- _Task to carry out_
From the entries that follow, list every line in which the string "title" appears.

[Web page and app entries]
========

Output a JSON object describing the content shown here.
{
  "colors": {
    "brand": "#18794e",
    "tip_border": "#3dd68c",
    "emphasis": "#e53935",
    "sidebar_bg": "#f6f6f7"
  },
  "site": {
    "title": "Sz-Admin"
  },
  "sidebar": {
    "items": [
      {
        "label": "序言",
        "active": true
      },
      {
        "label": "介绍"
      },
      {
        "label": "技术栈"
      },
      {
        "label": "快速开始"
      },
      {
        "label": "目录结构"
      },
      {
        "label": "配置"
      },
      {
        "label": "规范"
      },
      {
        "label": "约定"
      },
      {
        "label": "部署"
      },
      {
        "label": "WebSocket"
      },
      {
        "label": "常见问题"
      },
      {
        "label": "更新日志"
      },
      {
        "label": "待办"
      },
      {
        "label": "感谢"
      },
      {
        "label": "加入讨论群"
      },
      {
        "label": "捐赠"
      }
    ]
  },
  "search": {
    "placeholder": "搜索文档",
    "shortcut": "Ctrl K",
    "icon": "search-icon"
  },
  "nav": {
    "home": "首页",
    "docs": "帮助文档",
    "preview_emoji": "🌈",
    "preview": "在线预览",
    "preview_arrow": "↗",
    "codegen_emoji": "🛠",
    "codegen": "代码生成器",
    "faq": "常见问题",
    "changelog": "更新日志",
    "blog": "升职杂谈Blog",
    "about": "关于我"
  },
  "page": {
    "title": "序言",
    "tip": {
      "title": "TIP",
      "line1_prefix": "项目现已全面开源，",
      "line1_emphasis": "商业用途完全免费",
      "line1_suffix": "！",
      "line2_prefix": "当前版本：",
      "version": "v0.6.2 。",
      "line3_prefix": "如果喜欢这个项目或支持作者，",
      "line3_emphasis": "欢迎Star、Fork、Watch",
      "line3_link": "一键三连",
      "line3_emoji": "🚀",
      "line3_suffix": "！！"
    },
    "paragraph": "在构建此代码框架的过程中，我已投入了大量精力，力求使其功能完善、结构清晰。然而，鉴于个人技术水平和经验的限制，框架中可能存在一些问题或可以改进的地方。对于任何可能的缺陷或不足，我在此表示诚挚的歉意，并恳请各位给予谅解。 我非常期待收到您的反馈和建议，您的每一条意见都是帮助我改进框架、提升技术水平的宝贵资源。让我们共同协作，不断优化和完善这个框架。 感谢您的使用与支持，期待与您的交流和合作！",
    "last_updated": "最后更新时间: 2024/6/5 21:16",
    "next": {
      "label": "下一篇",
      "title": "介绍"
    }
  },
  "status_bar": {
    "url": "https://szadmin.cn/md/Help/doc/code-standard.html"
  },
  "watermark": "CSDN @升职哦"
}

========

- _Task solution_
    "title": "Sz-Admin"
    "title": "序言",
      "title": "TIP",
      "title": "介绍"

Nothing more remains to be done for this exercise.